Swirl ‘n’ Spit
Tasting Room of the Week
By Heather Irwin
Lowdown: Oddly enough, the Windsor Vineyards tasting room is located neither in Windsor nor on a vineyard. In fact, the Healdsburg tasting room is the only place you can buy the wine unless you’re ordering from the winery’s catalog. (There are also tasting rooms in New York and Tiburon.) The two-pronged claim to fame of this winery is that it is the oldest and largest mail-order wine distributor in the country and that it will put your name on the label. In fact, that’s pretty much the hard sell in the tasting room–ordering bottles of wine with customized labels for your wedding, business, bar mitzvah . . . whatever. Which is cute and all, but I’m really here for the wine.
Mouth value: There’s a large number of wines to choose from at Windsor, and it’s a bit of a toss-up on where to focus.

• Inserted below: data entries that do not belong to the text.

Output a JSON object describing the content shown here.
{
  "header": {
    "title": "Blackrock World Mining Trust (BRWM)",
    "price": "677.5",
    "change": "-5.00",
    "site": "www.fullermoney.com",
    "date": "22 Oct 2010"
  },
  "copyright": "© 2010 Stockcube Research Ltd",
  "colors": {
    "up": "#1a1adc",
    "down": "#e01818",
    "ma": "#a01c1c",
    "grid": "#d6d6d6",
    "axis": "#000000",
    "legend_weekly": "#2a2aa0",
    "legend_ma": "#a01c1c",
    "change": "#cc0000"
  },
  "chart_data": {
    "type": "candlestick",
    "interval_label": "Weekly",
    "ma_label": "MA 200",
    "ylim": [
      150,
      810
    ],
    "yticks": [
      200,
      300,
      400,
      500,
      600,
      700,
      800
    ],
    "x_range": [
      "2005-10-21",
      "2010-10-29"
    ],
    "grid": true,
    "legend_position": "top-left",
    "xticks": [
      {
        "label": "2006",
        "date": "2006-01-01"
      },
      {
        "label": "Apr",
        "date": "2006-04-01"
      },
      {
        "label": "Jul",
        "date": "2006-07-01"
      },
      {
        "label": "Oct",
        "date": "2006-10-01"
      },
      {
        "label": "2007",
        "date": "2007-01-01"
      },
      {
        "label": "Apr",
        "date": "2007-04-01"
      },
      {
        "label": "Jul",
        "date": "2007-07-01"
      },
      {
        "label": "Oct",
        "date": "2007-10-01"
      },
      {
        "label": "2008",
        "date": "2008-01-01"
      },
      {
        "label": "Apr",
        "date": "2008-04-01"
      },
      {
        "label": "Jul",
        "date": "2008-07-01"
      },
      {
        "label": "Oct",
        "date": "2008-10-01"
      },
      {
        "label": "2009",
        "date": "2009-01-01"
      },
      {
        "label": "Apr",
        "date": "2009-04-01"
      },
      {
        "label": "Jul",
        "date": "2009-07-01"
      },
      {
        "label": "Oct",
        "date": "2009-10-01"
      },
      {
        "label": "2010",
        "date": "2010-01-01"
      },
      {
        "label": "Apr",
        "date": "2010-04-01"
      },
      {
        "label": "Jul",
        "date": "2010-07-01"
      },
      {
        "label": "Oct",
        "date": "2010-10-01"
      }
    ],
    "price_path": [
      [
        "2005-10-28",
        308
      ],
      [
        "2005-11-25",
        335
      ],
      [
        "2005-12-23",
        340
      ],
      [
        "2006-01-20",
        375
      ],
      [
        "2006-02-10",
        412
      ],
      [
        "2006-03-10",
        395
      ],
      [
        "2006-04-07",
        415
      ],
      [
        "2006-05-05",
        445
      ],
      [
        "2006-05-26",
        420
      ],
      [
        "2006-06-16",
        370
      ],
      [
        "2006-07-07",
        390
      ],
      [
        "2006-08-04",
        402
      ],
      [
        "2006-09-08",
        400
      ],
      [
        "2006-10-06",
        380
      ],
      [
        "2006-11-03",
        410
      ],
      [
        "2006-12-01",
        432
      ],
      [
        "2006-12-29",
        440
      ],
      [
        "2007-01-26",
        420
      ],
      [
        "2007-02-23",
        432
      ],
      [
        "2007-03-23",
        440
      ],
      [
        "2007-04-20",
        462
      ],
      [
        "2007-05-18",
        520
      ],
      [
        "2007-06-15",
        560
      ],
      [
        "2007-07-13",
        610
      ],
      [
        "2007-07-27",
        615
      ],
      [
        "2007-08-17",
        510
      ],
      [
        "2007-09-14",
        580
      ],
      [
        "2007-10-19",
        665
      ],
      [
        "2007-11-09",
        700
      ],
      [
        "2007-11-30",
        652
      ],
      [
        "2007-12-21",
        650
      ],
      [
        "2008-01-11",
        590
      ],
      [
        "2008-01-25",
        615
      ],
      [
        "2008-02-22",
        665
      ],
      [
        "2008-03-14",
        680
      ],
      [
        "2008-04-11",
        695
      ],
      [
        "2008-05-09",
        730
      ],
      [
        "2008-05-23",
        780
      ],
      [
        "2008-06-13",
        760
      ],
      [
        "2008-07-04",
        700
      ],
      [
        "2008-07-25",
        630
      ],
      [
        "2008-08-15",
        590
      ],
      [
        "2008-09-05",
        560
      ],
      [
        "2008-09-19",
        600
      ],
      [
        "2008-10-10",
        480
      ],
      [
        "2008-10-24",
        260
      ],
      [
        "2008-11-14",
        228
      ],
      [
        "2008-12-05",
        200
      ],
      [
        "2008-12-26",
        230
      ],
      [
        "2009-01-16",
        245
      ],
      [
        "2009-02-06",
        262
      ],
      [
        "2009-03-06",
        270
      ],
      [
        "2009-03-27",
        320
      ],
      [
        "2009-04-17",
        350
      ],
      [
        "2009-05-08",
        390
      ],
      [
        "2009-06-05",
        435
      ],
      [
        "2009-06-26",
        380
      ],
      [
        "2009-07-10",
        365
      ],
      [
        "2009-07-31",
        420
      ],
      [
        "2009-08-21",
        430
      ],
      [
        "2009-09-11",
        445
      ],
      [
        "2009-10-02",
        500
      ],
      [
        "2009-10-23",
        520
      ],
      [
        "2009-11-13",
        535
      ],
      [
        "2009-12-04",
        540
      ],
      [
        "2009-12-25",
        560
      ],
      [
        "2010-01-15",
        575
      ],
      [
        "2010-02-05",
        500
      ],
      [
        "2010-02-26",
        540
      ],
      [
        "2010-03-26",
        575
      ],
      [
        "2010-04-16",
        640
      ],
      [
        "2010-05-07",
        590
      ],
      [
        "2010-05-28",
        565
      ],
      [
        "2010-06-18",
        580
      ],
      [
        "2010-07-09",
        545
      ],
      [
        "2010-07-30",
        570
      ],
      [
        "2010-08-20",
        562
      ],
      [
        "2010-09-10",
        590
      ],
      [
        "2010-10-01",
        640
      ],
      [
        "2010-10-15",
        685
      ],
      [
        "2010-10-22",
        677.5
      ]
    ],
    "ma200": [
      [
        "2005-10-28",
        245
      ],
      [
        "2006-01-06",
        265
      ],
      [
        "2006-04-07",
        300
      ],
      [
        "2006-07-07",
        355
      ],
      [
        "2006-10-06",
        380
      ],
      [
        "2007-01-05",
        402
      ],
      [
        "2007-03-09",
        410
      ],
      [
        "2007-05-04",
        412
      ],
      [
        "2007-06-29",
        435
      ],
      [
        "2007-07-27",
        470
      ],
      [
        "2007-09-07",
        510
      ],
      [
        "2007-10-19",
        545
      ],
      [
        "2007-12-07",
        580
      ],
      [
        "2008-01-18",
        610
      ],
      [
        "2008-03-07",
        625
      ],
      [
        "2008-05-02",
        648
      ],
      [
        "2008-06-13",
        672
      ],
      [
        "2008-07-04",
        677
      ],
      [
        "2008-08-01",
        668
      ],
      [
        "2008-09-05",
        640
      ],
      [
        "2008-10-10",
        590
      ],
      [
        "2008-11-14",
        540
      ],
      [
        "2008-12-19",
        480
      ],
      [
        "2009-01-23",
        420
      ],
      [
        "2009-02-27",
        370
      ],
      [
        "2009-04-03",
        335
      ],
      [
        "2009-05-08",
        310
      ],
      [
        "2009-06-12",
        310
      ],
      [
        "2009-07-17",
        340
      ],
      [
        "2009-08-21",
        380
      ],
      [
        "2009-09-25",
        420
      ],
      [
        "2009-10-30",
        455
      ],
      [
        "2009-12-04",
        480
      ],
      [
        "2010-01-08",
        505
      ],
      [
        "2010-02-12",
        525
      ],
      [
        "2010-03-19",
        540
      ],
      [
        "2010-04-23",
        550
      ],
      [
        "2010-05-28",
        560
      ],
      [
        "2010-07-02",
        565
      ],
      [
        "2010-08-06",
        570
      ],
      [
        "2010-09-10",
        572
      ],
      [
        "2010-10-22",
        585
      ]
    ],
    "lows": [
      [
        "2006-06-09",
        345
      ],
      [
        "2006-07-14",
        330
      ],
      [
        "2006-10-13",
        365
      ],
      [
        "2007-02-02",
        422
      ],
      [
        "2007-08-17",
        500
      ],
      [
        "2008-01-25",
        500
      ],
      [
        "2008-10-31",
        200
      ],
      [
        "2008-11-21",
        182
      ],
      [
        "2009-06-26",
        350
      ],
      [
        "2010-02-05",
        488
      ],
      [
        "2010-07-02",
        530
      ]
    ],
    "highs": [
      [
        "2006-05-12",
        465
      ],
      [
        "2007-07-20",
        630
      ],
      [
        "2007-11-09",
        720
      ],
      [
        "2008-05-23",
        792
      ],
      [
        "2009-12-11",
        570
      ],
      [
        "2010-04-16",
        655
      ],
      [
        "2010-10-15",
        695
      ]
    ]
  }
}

Self-proclaimed as one of the top three most awarded wineries in the United States, Windsor offers high hopes. Maybe it was the day, my taster or the friendly but mostly unknowledgeable staff (know how much residual sugar is in your Gewürtz, folks), but I found the wines to fall pretty solidly in the tasty but not mind-blowing range. The good news is that the servers at Windsor are willing to pour pretty much whatever you’re interested in, giving breadth if not depth to the experience.
The 2003 Mendocino Sauvignon Blanc Private Reserve ($15) is pleasant, but it pales in comparison to last week’s truly great Sauvignon Blanc from Hanna Winery. There’s little of the obvious fruit and floral signature, and the sharpness of the alcohol pierces the palate a bit too sharply for such a subtle wine. A better choice is the 2003 Alexander Valley Gewürztraminer ($10). The wine is a little on the sweet side (OK for a Gewürtz) but has more depth and character. Don’t be afraid to give the 2003 Rose ($12) a shot. This cute little Shiraz blend is tart and rosy.
At the recent Sonoma Harvest Fair, Windsor’s 2002 Alexander Valley Carignane ($17.75) won a best of class. At a heady 15.6 percent alcohol, this is feisty brew with lots of chew. I was less impressed with both the 2001 Sonoma Meritage ($26), which lacked real definition and character, and the 2001 Sonoma Signature Series Merlot ($25.75). The 2000 Alexander Valley Cabernet Sauvignon ($24.50) improved with each sip, though on first blush it seemed a bit pallid. There’s little of the beefy fruit or oak quality that many other Cabs from this area display. But after a few moments of breathing, there was a softness and lushness that redeemed it.
Don’t miss: If poochie is panting for a little swirl and spit of his own, drop him by Fideaux (43 North St., Healdsburg, 707.433.9935) for a quick lap out of the “Dogs Rule, Cats Drool” water basin outside. He’ll especially appreciate the leg-lifting puppy clocks. At least he’s not alone now.
Five-second snob: The winery was started in 1959 by local legend Rodney Strong, who had the idea to create the customized labels for his wine-buying clients. The company now claims to have some 1 million customers worldwide. That’s a lot of labels.
Spot: Windsor Vineyards, 308-B Center St., Healdsburg. 800.204.9463
From the October 13-19, 2004 issue of the North Bay Bohemian.